Raise That Antenna and Watch Out for Each Other: ARBC Worship Ramp-Up for 12.19.2021

Anxiety, depression, and suicide rates are up. What surprises many is that those who suffer with and from these things look happy and “together” in the outside. We as followers of Jesus know that life is not a bed of roses–this was why Christ came, to rescue us from our brokenness. That’s why we need to watch out for each other.

Advertisement

A Mighty Fortress: Good Morning Devotional for 11.22.2021

Good morning! In the late 1520s, Martin Luther (1483-1546) penned a hymn that was known as the “Battle Hymn of the Reformation.” Pulled from Psalm 91, Luther sought to reform the church by reminding them that it was Christ and His Word that is our refuge and fortress. Read this last stanza:

That word above all earthly powers—
No thanks to them—abideth;
The Spirit and the gifts are ours
Through him who with us sideth.
Let goods and kindred go,
This mortal life also:
The body they may kill:
God’s truth abideth still,
His kingdom is for ever.

Christ is on our side. The Spirit resides in us. Our bodies are metal; He, His Word, and His Kingdom are immortal.

Are we holding on tightly to something in this world that brings us security? That serves as a flimsy fortress. Christ is our Mighty Fortress. Run to Him, and be saved.

Are You Glad to Give?: Good Morning Devo for 9.8.2021

September 08 (JPG)

Good morning! Not only does God call us and rescue us but now we have the joy of being a part of His Kingdom work! Amazing!
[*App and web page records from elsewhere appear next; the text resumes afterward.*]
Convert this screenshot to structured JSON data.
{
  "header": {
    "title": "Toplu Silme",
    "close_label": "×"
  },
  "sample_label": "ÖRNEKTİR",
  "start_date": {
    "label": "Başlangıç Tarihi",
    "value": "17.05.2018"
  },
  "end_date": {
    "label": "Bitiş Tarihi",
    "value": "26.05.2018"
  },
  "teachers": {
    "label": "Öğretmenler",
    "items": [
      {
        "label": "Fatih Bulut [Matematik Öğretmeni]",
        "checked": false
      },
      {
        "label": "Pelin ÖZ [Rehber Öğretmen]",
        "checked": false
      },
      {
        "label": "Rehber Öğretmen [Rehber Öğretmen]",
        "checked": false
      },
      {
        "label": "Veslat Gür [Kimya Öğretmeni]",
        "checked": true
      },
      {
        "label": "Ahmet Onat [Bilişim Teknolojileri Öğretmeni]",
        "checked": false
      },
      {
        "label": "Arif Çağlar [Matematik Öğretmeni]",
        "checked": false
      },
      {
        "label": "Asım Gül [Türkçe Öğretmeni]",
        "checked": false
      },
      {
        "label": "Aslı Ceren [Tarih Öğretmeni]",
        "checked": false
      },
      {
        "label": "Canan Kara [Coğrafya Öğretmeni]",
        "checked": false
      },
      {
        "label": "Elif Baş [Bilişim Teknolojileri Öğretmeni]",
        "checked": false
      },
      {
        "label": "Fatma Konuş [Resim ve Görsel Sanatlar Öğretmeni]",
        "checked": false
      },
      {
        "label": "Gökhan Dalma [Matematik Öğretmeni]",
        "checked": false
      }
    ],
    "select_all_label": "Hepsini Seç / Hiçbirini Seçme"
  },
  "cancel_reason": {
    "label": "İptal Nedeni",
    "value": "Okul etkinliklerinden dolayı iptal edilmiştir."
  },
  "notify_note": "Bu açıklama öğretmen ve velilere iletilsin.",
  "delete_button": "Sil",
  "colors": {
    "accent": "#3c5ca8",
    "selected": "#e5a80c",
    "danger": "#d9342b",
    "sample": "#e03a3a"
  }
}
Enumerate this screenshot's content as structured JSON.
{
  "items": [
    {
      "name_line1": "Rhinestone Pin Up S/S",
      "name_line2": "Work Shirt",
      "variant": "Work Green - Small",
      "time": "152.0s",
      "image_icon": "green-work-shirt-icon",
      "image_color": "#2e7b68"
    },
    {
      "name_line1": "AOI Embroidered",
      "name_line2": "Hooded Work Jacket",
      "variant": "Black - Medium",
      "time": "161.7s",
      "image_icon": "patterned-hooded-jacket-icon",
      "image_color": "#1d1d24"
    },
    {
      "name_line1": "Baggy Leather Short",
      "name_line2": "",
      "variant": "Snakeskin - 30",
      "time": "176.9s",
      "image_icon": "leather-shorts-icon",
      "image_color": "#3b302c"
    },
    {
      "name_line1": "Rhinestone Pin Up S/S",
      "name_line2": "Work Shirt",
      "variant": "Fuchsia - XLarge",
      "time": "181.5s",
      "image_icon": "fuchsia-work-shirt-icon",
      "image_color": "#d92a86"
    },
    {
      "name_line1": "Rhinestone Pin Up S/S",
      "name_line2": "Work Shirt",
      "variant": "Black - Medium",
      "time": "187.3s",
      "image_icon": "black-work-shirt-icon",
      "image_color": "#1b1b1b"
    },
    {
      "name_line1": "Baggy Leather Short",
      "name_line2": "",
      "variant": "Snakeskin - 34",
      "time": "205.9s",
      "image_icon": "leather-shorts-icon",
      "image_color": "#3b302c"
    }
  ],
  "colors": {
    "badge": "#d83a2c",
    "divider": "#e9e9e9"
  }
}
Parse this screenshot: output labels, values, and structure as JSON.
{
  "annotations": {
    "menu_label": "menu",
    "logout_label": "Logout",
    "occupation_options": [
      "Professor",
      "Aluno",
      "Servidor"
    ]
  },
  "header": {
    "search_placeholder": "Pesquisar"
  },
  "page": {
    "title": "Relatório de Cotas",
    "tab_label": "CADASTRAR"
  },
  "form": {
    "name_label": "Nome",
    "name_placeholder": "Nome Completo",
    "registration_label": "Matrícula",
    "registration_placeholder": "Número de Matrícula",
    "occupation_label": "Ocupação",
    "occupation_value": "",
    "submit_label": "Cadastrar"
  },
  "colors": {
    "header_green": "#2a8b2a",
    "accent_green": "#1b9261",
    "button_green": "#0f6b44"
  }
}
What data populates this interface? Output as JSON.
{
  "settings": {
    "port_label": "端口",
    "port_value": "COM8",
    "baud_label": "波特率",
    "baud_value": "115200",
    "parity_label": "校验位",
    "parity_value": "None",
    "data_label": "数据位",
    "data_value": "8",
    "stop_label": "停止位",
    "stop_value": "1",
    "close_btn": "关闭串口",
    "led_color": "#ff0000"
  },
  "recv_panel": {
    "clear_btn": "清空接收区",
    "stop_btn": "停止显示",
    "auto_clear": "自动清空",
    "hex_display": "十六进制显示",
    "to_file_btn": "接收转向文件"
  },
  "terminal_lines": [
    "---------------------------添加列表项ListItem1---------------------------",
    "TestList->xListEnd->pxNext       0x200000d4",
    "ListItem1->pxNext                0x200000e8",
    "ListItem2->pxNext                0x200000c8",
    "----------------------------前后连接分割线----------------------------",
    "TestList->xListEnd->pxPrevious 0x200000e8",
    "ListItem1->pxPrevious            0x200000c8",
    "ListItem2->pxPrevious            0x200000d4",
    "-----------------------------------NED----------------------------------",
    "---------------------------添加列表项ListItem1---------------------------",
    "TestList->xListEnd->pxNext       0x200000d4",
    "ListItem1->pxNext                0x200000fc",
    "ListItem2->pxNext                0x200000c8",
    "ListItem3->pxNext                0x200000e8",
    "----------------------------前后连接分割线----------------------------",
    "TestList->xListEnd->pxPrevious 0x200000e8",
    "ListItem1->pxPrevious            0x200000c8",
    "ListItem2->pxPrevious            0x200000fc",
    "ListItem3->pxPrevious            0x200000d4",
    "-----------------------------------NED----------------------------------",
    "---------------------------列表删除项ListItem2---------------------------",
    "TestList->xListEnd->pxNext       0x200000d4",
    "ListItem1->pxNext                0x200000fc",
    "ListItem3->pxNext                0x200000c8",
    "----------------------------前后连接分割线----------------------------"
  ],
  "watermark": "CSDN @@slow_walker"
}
As God has given to us, we give back to provide resources to His people to get the gospel out and to work discipleship in.

John Bunyan (1628-1688) once wrote, “A man there was, though some did count him mad, the more he cast away the more he had.” More importantly, Jesus said:

Thus, when you give to the needy, sound no trumpet before you, as the hypocrites do in the synagogues and in the streets, that they may be praised by others. Truly, I say to you, they have received their reward. But when you give to the needy, do not let your left hand know what your right hand is doing, so that your giving may be in secret. And your Father who sees in secret will reward you (Matthew 6:2-4).

We give joyfully and generously to Kingdom work for the sake of the King, not to please or impress others. This is a part of discipleship. This is part of worship.

And this we do with joy in Jesus!

Matthew R. Perry, Ph.D. is Lead Pastor of Arapahoe Road Baptist Church in Centennial, CO.

How Efficiency in Your Organization Helps Fulfill the Great Commandment

I just finished Matt Perman‘s book What’s Best Next: How the Gospel Transforms the Way You Get Things DoneThis stands as one of the best, if not the best, book I’ve read on productivity. It’s building on David Allen’s Getting Things Done, but putting a gospel-centered productivity aspect to this. I love how he showed that being productive is not just about doing things for you in a self-centered way, but is an act of loving your neighbor. That chimed with me, and may well be the final catalyst for being productive.  Below is a choice quote from the book (p. 303) about why being effective and productive is not for selfish ambition, but actually is about ‘loving your neighbor.’

How does individual effectiveness lead to the greater effectiveness of the organization? It’s not simply that by doing your work better everyone around you gets more done and thus the organization gets more done (though that is true).

It is also because personal effectiveness has an impact on the spirit and culture of an organization, creating an environment that calls forth the best from everyone. This raises the sights of everybody and creates an environment that calls forth their best. This is good for everyone individually and for the organization. As Drucker puts it, “As executives work toward becoming effective, they raise the performance level of the whole organization. They raise the sights of people —their own as well as others. As a result, the organization not only becomes capable of doing better. It becomes capable of doing different things and of aspiring to different goals” (Drucker, The Effective Executive, p. 170-71).

Thus, “executive effectiveness is our one best hope to make modern society productive economically and viable socially” (Drucker, 170).

This book will stay close by on my desk for the foreseeable future.  It provides concrete measures to help you sort through various actions and projects that will come your way.

I couldn’t recommend this book highly enough.  Blending the purpose of preaching, pastoring, and productivity is what this blog is all about–and will help all leaders lead their organization more joyfully and less stressfully.  Who knows?  We may spend some time going through this book chapter by chapter.